Entries from a dataset of interfaces:
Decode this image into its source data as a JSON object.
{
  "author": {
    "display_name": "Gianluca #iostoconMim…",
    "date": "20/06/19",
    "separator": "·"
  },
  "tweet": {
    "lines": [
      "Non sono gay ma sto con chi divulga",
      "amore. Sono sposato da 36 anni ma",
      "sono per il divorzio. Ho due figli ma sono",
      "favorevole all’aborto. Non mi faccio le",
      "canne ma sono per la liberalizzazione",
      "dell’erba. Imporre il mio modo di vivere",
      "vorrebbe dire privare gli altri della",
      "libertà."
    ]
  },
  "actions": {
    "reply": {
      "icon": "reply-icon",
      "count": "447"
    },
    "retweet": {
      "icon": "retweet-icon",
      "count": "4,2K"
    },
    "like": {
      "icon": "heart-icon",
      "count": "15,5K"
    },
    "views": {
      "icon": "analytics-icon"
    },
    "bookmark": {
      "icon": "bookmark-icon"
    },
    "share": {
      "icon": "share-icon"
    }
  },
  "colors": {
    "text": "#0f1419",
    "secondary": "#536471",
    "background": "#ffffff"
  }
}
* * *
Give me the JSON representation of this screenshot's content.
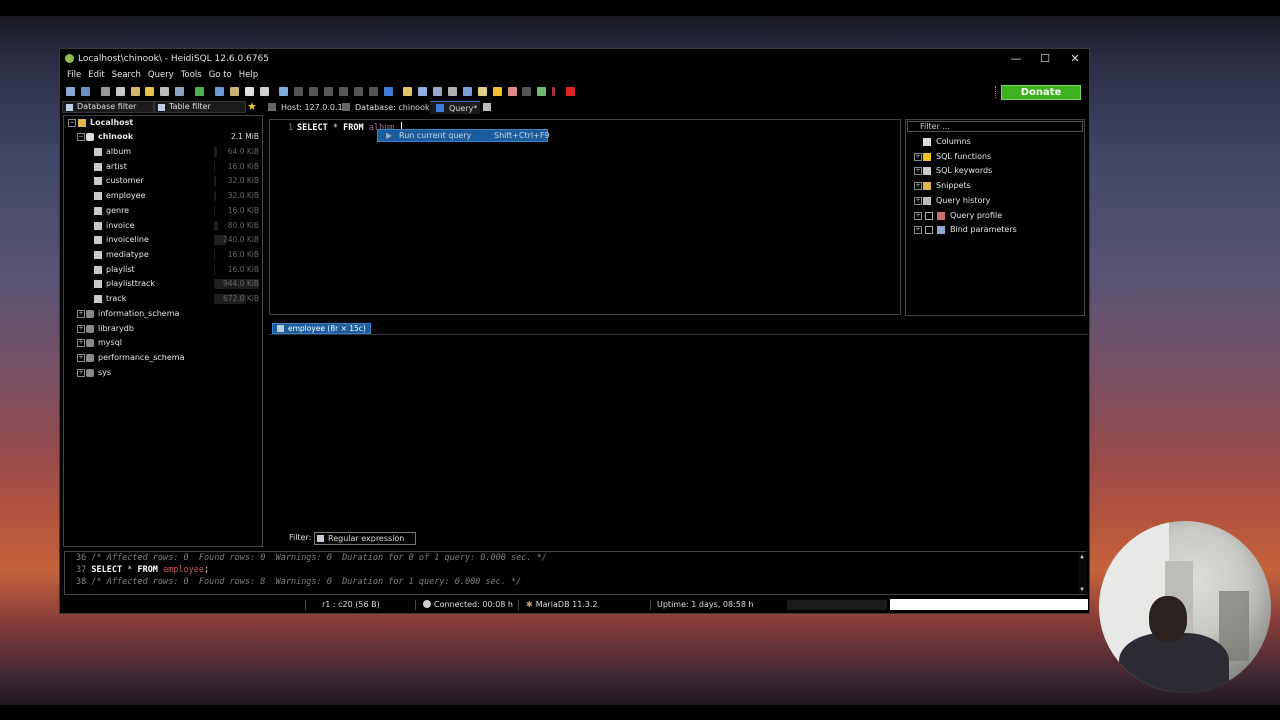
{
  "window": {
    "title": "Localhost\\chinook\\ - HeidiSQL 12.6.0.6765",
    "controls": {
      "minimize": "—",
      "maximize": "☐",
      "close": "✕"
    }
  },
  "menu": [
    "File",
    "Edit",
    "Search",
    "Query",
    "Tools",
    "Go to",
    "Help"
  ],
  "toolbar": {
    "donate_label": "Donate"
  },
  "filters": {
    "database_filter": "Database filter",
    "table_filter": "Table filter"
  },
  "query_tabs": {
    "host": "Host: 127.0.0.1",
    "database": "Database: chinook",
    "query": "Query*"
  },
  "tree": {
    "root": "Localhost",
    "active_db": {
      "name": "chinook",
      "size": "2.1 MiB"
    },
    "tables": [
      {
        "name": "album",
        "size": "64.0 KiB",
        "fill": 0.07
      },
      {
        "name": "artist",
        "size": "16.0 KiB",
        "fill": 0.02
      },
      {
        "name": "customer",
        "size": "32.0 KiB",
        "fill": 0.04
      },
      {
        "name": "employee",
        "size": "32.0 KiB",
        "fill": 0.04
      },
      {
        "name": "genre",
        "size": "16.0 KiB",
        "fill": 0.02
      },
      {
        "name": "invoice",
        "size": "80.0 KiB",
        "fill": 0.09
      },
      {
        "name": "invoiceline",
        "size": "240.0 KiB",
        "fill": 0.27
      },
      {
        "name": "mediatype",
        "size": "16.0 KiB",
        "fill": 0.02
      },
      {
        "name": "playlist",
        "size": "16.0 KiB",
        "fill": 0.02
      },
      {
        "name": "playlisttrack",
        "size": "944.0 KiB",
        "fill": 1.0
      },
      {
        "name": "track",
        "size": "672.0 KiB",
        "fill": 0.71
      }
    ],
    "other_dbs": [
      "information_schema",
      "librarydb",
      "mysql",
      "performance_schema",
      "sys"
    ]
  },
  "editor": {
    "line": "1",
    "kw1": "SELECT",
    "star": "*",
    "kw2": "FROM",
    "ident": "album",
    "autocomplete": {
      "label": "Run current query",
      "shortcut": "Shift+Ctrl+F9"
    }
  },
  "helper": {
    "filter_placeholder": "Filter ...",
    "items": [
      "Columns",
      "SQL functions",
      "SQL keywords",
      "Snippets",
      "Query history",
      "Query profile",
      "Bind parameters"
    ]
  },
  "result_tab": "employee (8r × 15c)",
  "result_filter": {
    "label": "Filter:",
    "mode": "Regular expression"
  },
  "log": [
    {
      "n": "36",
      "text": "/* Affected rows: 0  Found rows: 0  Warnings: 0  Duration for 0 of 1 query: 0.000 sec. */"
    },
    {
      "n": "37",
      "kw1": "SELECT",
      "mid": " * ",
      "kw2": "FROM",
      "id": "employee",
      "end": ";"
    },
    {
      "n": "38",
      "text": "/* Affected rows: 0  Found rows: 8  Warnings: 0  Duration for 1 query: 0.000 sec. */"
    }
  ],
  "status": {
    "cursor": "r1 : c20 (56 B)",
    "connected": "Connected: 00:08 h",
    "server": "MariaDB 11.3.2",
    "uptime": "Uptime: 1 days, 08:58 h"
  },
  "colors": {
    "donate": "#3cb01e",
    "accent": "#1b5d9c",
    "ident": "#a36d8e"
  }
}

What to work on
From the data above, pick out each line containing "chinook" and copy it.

Expected answer
    "title": "Localhost\\chinook\\ - HeidiSQL 12.6.0.6765",
    "database": "Database: chinook",
      "name": "chinook",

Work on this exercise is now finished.